Several methods are available for human papilloma virus (HPV) treatment, including freezing the resulting genital warts, a surgical procedure that removes cells at the end of the cervix, and other minor surgeries. In some cases, medication can be used to treat external warts caused by the HPV virus. There is no cure for HPV.
One human papilloma virus treatment involves cryosurgery, or freezing the warts that appear in people who carry the virus. A doctor uses a carbon dioxide-cooled device called a cryoprobe to kill the tissue of abnormal cells in the vaginal and penile areas. The procedure is done in a doctor's office without anesthesia. If genital warts are numerous, they may removed with a surgical knife. Once the genital warts have been frozen, they cannot be tested for abnormal cells, which is a disadvantage to this type of treatment.
Another common human papilloma virus treatment involves loop electrosurgical excision (LEEP) of suspicious cells. LEEP surgery uses a thin, electrified wire loop to remove abnormal tissue from the cervix that could develop into cervical cancer if left untreated. A physician uses an iodine solution to make the cells appear more prominent, and numbs the cervix with an injection. The surgery is normally done in a doctor's office or clinic on an outpatient basis.
Chemicals applied topically provide another option for human papilloma virus treatment. Some of these creams can be applied by the patient in the privacy of his or her home to kill genital warts over time. Chemical treatments applied in the doctor's office may cause burning of the tissue surrounding the warts, and often has to be repeated. Some of these chemicals cannot be used on pregnant women.
HPV is the most common sexually transmitted disease affecting both men and woman. It can produce warts in the genital area or mouth. Warts can appear weeks or months after sexual contact with an infected person even if the partner has no visible signs of genital warts. In most cases, the body's immune system fights the infection and human papillomavirus treatment is not required.
Of the 40 different types of HPV infection, some may cause cervical or other types of cancer. There is no test to determine who will develop cancer from the virus. Cervical cancer normally does not produce symptoms until it is quite advanced, but early screening through annual pap smears can usually detect abnormal cells before they mutate into cancerous cells.
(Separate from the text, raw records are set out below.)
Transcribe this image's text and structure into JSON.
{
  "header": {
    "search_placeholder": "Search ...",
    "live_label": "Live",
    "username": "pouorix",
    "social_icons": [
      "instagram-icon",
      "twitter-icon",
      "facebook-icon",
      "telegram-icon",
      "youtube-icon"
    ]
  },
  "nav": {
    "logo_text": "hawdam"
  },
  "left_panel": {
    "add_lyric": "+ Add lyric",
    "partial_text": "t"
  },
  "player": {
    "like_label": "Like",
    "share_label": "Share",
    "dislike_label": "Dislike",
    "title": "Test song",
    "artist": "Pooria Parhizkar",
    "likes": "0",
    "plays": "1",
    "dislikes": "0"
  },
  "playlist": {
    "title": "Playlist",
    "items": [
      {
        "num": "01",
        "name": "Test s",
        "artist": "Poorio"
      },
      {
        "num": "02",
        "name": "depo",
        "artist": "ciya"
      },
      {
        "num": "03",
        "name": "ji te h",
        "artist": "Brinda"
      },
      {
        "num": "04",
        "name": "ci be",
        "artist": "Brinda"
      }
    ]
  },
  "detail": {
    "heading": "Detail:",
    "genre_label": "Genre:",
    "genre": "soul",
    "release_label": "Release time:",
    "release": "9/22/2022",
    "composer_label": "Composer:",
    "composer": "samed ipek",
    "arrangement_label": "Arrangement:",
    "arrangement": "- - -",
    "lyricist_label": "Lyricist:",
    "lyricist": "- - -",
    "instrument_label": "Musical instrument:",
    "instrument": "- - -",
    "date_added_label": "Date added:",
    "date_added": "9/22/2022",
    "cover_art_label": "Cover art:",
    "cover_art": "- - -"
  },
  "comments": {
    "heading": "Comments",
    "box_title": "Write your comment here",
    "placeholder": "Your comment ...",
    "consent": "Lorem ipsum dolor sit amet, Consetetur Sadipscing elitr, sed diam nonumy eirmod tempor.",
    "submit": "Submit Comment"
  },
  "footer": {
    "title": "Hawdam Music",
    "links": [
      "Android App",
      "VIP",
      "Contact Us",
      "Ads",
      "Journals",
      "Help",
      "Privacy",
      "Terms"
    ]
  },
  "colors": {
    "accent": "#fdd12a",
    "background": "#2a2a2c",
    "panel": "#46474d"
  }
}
When abnormal cells are discovered, a doctor can use one of the various human papilloma virus treatment options available.